In his popularly acclaimed book ‘The New Harvest: Agricultural Innovation in Africa’, the late Professor Calestous Juma boldly states that “in employing science-based agriculture, scientific advances have the potential to revolutionize African agriculture.” Few would disagree with him. I am a passionate believer in the potential of science, technology and innovation (ST&I) in building sustainable agricultural systems. This continent needs a different approach in tackling its agricultural challenges, which are numerous, recurrent, intractable and with dire consequences.
Africa’s population currently stand at 1.3 billion people, with a steady yearly growth rate of 2.5 percent. That’s a whopping 30 million people added every year! Over 60 percent of these people live in rural areas with livelihoods solely dependent on agriculture. They also feed the urban population. In addition, agriculture is Africa’s largest economic sector, contributing over 15 percent of the continent’s total GDP. Zooming into individual countries, this value is even higher – 23 percent in Nigeria, 26 percent in Kenya et cetera.
Climate change has become a global phenomenon, with Africa the worst hit region. The continent has seen changes in average temperatures, rainfall patterns, extreme weather, emergence of new and more virulent crop pests and diseases. As you would expect, the interplay of these factors, coupled with lack of prompt mitigation and adaptation strategies has resulted in significant reduction in agricultural productivity. We have an opportunity to employ ST&I to avert this crisis, promote sustainable agriculture that can comfortably feed the growing population, and support economic prosperity. One of those appropriate technologies is agricultural biotechnology.
Agricultural biotechnology can play a crucial role in bridging the food and nutrition security gap in Africa. This could be through development of drought tolerant, insect and disease resistant, fast-maturing, high yielding crops, while integrating indigenous and modern knowledge on climate change adaptation. Today, we are also concerned about access to nutritionally balanced food. Advances in biotechnology have enabled fortification of staple foods with vital nutrients. With proper deployment mechanisms, this technology can significantly improve our capacity to produce quality food.
Unfortunately, Africa has been slow in adopting agricultural biotechnologies, mainly because of the unresolved controversies surrounding use of the technology, as well as poor policy and institutional frameworks. There is also limited access of credible information among policy makers, who are often confronted with contradictory information sources bearing myths and untruths. Moreover, even when information is available, scientific facts are often interspersed with social, ethical and political considerations.
Africa has a chance to change this narrative. Experts should focus on building public confidence, while encouraging policy makers to use credible evidence on both the benefits and safety of biotechnology and its products to inform decision-making. There is need for massive awareness campaigns and public education to help people understand how appropriate biotechnologies can help overcome key agricultural challenges. Information is power. Therefore, mass and intensive sensitization would go a long way in putting to rest controversies around biotech products. Luckily, the world is now swarming with modes and platforms for sharing information – from television programs, radio shows, social media, films and documentaries. We should take up the responsibility of sharing credible information on these technologies using all available channels. African governments also need to own this technology and invest in it.

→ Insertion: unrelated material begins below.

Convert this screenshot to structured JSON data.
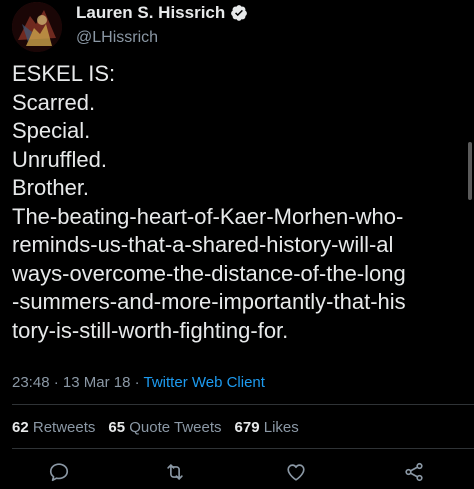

Nigeria has approved cultivation of genetically improved insect resistant cotton varieties (Bt cotton). This will positively impact farmers by reducing production costs and constant exposure to hazardous pesticides. Lowering production cost means more profit in farmers’ pockets, economic empowerment and livelihood enhancement to match farmers in adopting countries like India, South Africa, and Sudan. Textile and apparel manufacturing industries also stand to benefit from a stable supply of quality raw materials and generate thousands of jobs. Currently, Nigeria’s cotton industry is in comatose. Bollworm infestation is a huge problem, causing up to 90 percent yield loss. Discouraged farmers opt to cultivate alternative crops, leaving textile processors with no choice but to import, further impoverishing the locals. Arrival of Bt cotton is expected to change this situation for the best.

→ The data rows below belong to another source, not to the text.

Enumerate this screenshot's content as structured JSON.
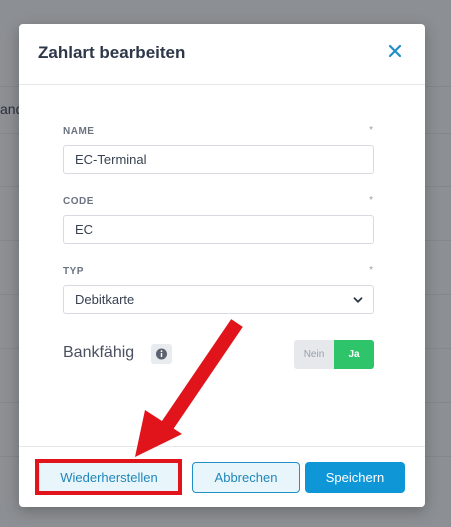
{
  "background": {
    "partial_text": "and"
  },
  "modal": {
    "title": "Zahlart bearbeiten",
    "close_icon": "close-icon",
    "fields": {
      "name": {
        "label": "NAME",
        "required_mark": "*",
        "value": "EC-Terminal"
      },
      "code": {
        "label": "CODE",
        "required_mark": "*",
        "value": "EC"
      },
      "type": {
        "label": "TYP",
        "required_mark": "*",
        "value": "Debitkarte"
      }
    },
    "bankfaehig": {
      "label": "Bankfähig",
      "info_icon": "info-icon",
      "toggle_no": "Nein",
      "toggle_yes": "Ja",
      "selected": "Ja"
    },
    "footer": {
      "restore_label": "Wiederherstellen",
      "cancel_label": "Abbrechen",
      "save_label": "Speichern"
    }
  },
  "annotation": {
    "color": "#e0141a"
  }
}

With the steady progress being recorded in adoption of appropriate agricultural biotechnologies in Africa, I am optimistic the future of the continent will be bright. Our youthful generation has a chance to embrace science, technology and innovations in laying a strong foundation for food and nutrition security, environmental sustainability and economic prosperity!
Dr. Rose Gidado is the Assistant Director, National Biotechnology Development Agency (NABDA) and the Country Coordinator, Open Forum on Agricultural Biotechnology in Africa (OFAB) Nigeria chapter. You can reach her on firstname.lastname@example.org